MARCH 25, 2013 — The SS United States Conservancy says that if it can't secure $500,000 from new donors, corporate sponsors, and other supporters, the historic liner could be sold to scrappers within the next two months. The conservancy urgently needs the funds to keep the ship in the water while redevelopment and museum discussions continue to advance. The ship's monthly maintenance, security costs and operational expenses are upwards of $80,000. Her faded red, white and blue funnels are the last of their kind in the world, but they may soon disappear forever unless emergency funding for her upkeep can be raised in the coming weeks.
The SS United States received a temporary stay of execution two years ago when she was purchased by a historic preservation group committed to restoring the vessel as a stationary waterfront attraction. America's largest and most famous ocean liner is now once again in grave danger. The effort to save her is running out of time due to the high costs of maintaining the nearly 1,000-foot-long vessel and slow progress on inking a deal to convert the ship into a mixed-use destination and museum complex.
"This is a four-alarm historic preservation crisis," said Susan Gibbs , the conservancy's executive director. "If this great American achievement is destroyed, we will lose an unparalleled opportunity to create jobs, honor our history, and celebrate innovation. With all the attention being given to plans for the Titanic II – a replica of an ocean liner famous for tragedy - we hope the American people and their political leaders will join us to save the United States. Rather than build a reproduction of the Titanic in China, let's repurpose the most famous ship that didn't sink before it's too late here at home."
The conservancy, a grassroots preservation group, has raised millions of dollars to purchase and maintain the ship and advance the vision of repurposing the world's fastest ocean liner. To date, the Conservancy has relied exclusively on tax-deductible contributions from private citizens from across the country and around the world. There has been no government intervention to save the historic ship.

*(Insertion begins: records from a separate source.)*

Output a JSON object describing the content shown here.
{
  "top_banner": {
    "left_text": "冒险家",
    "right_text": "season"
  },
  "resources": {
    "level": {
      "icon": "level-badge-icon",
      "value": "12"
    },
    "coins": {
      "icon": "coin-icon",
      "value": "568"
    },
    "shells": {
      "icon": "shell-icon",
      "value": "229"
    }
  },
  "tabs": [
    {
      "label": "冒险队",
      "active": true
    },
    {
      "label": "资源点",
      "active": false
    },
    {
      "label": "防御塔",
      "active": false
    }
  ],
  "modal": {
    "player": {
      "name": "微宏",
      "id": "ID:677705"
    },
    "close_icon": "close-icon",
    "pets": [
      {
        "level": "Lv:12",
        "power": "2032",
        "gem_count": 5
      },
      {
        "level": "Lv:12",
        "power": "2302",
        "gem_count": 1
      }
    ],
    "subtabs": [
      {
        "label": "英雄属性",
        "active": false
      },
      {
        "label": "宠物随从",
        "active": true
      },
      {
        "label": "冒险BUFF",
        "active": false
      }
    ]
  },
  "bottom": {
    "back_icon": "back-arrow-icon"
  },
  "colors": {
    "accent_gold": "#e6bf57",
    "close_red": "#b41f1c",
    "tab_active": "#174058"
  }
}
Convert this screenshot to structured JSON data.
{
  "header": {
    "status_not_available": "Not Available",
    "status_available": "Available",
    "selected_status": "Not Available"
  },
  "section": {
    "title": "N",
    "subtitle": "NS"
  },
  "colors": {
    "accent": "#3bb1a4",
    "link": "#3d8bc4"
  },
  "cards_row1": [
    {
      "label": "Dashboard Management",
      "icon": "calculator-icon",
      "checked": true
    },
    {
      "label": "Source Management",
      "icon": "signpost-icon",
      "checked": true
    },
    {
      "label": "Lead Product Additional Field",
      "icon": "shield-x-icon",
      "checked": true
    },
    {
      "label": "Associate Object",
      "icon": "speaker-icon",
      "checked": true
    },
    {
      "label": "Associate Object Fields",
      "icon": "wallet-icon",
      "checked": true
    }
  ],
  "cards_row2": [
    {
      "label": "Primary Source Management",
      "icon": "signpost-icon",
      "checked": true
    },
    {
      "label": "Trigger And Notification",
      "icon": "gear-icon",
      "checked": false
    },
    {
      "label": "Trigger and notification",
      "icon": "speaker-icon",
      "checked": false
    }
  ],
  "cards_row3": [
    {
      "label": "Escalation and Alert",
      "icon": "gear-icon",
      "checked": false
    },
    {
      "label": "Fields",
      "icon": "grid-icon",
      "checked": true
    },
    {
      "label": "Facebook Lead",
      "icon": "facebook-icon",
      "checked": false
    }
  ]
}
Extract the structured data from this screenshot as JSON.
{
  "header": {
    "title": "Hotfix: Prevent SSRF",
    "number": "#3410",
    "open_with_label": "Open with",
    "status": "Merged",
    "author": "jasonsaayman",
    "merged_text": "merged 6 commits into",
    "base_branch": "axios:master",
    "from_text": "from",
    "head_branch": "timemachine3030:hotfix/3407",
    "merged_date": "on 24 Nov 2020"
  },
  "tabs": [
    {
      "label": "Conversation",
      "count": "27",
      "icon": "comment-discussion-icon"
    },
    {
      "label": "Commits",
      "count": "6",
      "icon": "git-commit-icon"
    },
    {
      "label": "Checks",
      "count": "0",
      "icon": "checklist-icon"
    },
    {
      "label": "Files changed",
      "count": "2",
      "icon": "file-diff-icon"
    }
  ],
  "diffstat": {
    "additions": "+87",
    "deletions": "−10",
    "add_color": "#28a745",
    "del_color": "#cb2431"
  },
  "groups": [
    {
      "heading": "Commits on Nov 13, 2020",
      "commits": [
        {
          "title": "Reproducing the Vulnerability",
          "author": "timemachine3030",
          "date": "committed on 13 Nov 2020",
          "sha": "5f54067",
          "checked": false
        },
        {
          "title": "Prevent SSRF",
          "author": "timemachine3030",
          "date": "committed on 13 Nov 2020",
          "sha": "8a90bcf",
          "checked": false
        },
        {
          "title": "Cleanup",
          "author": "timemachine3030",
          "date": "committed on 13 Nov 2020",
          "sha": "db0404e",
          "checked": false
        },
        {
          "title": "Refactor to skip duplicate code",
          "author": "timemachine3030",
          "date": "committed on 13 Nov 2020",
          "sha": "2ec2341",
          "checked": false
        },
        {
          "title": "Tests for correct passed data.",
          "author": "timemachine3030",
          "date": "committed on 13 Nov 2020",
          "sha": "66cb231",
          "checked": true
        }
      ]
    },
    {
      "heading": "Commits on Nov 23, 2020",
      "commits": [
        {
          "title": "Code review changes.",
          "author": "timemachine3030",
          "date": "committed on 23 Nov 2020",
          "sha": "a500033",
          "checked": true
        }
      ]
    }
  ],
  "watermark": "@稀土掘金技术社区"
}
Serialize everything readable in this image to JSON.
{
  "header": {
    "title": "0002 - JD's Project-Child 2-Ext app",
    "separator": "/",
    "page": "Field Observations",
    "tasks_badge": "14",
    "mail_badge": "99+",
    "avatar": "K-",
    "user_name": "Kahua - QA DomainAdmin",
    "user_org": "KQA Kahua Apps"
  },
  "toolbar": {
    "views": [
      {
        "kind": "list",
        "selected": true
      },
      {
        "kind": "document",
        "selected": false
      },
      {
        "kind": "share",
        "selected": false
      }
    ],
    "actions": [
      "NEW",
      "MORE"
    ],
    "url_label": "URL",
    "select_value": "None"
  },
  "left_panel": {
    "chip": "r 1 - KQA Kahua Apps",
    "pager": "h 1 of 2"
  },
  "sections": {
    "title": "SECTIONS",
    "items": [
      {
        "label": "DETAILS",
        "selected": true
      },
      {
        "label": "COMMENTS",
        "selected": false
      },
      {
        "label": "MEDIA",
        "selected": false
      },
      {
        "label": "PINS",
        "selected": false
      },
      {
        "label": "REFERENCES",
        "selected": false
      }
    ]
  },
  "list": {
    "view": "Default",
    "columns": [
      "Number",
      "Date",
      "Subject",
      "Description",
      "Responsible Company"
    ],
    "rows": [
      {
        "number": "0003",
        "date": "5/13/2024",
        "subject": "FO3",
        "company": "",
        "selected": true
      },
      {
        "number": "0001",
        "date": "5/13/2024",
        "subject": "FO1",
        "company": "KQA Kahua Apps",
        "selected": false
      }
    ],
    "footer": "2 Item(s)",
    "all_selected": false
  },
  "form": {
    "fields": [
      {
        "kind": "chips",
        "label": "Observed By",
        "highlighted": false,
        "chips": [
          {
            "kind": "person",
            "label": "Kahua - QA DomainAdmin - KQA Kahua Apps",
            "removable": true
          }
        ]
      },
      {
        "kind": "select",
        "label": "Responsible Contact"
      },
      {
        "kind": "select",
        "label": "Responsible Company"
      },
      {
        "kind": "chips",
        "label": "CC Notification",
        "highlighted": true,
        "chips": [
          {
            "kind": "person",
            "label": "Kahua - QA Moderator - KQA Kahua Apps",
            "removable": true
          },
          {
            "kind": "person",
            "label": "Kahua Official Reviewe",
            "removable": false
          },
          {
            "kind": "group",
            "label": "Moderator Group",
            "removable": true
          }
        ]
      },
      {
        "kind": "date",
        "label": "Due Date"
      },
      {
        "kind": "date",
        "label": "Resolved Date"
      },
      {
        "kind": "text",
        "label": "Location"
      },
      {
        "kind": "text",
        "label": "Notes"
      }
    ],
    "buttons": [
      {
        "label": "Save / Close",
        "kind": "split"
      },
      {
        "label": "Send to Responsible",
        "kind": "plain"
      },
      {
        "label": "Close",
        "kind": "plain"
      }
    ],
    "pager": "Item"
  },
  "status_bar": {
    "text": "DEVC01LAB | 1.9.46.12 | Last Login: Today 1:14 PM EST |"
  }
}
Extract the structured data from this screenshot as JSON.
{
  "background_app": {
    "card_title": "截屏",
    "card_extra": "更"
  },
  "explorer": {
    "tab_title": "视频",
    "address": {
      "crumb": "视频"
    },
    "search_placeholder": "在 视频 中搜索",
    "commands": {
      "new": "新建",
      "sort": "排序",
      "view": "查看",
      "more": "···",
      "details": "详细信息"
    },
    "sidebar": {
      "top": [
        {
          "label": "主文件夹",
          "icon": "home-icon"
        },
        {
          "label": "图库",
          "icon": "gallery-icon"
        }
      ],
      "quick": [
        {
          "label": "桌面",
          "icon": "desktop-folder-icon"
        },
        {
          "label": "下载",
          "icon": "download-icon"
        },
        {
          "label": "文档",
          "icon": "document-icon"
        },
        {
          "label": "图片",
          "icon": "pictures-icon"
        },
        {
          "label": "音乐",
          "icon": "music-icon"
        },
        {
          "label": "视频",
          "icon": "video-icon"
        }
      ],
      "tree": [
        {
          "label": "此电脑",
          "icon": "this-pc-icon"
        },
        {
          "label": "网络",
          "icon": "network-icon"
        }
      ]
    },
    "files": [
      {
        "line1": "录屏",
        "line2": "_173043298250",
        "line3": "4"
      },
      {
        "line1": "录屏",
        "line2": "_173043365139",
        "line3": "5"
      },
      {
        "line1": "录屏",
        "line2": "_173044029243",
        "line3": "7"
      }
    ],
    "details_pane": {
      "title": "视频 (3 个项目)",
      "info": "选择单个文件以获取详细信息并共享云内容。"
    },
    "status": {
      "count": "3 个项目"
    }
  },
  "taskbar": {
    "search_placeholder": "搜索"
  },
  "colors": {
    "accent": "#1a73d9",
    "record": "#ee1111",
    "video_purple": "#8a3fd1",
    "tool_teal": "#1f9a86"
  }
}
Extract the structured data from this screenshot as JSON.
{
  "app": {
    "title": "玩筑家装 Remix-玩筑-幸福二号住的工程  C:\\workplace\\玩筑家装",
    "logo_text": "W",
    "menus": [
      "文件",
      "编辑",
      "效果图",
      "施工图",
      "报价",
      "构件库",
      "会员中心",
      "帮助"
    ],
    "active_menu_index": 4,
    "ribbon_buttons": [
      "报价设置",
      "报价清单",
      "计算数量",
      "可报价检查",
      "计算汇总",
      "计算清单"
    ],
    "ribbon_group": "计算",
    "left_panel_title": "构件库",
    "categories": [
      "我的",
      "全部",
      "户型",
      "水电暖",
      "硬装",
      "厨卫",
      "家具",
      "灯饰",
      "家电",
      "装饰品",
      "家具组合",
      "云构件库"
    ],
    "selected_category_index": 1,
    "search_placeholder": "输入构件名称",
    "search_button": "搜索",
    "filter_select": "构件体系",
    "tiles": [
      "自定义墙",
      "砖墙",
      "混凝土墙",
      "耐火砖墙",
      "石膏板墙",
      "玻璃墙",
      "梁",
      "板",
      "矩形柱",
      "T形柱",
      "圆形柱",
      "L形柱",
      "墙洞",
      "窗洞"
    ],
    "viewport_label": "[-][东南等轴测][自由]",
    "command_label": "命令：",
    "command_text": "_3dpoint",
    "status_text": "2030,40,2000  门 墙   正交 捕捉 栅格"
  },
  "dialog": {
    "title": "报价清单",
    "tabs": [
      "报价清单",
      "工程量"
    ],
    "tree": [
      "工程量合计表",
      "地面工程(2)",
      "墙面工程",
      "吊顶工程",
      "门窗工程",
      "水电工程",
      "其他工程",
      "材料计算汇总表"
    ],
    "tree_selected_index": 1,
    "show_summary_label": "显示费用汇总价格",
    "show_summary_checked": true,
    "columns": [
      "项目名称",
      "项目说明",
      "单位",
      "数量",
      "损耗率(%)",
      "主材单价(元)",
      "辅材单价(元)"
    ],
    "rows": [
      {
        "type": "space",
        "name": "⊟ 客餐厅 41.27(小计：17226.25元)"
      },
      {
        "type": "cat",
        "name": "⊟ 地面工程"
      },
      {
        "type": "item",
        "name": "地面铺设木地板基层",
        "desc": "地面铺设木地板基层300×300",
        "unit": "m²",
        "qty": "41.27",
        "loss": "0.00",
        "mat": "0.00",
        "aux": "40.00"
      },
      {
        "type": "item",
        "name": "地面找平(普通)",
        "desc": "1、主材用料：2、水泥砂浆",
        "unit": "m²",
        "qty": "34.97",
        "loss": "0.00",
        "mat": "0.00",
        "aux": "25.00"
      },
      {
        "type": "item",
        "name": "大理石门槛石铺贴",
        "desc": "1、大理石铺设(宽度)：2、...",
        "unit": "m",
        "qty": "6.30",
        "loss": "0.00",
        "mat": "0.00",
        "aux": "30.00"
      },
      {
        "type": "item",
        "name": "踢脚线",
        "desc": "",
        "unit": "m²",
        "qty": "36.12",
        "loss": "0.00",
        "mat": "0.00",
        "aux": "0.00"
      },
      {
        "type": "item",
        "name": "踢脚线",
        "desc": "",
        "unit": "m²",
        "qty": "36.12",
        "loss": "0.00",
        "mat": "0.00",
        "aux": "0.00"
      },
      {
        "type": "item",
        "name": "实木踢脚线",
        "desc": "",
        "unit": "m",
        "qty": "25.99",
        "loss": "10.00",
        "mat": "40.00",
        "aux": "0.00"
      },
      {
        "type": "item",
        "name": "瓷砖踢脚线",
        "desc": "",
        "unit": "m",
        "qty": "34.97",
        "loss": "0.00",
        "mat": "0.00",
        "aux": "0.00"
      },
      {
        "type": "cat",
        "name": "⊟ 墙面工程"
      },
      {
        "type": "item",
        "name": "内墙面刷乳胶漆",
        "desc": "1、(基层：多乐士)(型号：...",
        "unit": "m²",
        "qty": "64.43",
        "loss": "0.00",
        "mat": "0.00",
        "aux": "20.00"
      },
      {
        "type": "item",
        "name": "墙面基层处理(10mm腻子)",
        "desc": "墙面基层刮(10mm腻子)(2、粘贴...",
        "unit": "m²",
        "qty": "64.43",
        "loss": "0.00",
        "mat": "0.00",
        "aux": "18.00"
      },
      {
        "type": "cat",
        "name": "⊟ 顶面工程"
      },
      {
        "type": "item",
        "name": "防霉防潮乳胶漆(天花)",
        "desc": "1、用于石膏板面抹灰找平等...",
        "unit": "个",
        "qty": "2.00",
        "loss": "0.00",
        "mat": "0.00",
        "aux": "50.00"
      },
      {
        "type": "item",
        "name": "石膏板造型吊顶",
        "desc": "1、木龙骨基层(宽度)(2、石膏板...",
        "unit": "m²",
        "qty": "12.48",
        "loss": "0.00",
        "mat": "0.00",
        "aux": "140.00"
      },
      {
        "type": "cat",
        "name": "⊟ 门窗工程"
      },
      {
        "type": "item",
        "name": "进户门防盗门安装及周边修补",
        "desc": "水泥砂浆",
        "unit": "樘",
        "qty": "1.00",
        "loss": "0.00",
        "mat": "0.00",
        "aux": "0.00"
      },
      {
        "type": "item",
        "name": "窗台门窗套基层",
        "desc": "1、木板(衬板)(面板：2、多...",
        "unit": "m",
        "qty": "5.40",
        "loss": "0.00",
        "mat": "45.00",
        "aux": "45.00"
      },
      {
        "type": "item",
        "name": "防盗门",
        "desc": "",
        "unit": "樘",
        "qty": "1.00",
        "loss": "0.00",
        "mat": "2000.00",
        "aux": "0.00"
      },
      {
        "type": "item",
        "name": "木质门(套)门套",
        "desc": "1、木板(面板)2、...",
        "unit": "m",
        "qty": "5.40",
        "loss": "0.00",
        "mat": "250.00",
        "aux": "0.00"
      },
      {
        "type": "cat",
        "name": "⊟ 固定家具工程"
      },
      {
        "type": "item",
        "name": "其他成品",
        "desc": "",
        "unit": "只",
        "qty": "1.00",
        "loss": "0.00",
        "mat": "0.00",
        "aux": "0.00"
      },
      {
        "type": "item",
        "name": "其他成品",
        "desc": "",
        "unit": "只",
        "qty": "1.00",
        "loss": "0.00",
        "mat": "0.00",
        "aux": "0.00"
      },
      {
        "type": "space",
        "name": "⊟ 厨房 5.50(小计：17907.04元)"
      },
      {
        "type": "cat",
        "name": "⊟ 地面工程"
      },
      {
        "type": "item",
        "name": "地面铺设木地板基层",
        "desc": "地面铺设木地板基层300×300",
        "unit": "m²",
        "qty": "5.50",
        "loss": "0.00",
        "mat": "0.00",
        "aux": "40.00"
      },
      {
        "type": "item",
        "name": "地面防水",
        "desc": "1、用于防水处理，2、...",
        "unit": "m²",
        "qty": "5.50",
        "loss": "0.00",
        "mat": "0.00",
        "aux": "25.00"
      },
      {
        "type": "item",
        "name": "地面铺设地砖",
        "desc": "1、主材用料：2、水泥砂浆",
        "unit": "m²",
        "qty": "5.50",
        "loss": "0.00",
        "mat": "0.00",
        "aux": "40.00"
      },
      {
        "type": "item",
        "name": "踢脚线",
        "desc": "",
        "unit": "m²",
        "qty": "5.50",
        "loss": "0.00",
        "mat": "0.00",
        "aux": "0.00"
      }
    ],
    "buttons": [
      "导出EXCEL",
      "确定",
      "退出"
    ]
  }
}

In just the last eighteen months, the Conservancy has succeeded in advancing plans for the SS United States Center for Design and Discovery, building a collection of artifacts from the vessel, and creating a global community of supporters. Thousands of donors are purchasing virtual pieces of the vessel through an innovative crowdfunding campaign at SavetheUnitedStates.org. More than 50,000 virtual pieces of the ship have already been purchased and personalized. That campaign and the group's other creative activities to raise funds and awareness have won international media attention from among others, the Associated Press, Wall Street Journal, USA Today, CBS and NBC News, and a wide range of other print and broadcast outlets.
To advance the ship's economic development potential, the conservancy established the SS United States Redevelopment Project to pursue development partners and investors. The vessel's repurposing would create an estimated 1,000 permanent jobs and thousands of other direct and indirect jobs in New York, Philadelphia or another East Coast city. The ship's more than 500,000 square feet of usable interior space offers a blank slate for establishing hotel, event, conference, retail, and restaurant spaces in a completely unique setting. Parts of the vessel's massive machinery spaces can be retrofitted to generate significant heat and electrical power for the ship's host community.
During the past year, hundreds of potential developers and financial backers were contacted and more than a dozen firms expressed interest. Serious negotiations with four firms were pursued in New York and Pennsylvania.
Unfortunately, given the still sluggish economy, competing priorities on the part of developers, and regulatory hurdles, more time is needed to solidify a redevelopment deal. While the conservancy has identified new development opportunities, bridge funding is needed to keep this window of opportunity from closing.
The SS United States sailed from 1952-1969 from New York to Europe and other destinations. On her legendary maiden voyage, the ship shattered both east-bound and west-bound transatlantic speed records before beginning a flawless service career. Four U.S. presidents, countless world leaders, captains of industry, celebrities, and diplomatic, religious, and cultural leaders sailed on the ship, as did hundreds of thousands of everyday Americans and immigrants. The iconic ship became recognizable the world over as a symbol of American innovation. After retirement, the ship was stripped of interior fittings and sold repeatedly before being bought by the conservancy in 2011.
"The prospects for success and projected profit margins are significant," says Dan McSweeney , managing director of the SS United States Redevelopment Project. "We know that this model can work and we need someone who can join the effort and take it to the next level. Our efforts have identified credible financing options that could cover the repurposing of the vessel. We have been in talks with officials in New York and Pennsylvania that lead us to conclude we can make the ship a centerpiece of ongoing waterfront and economic development efforts. There is no downside to our concept."
"We have made major headway toward our goal of saving this national icon and giving her a sustainable future," said Ms. Gibbs. "The American people have responded generously to our call but without added support from the public - and their political leaders - our nation's flagship will be lost."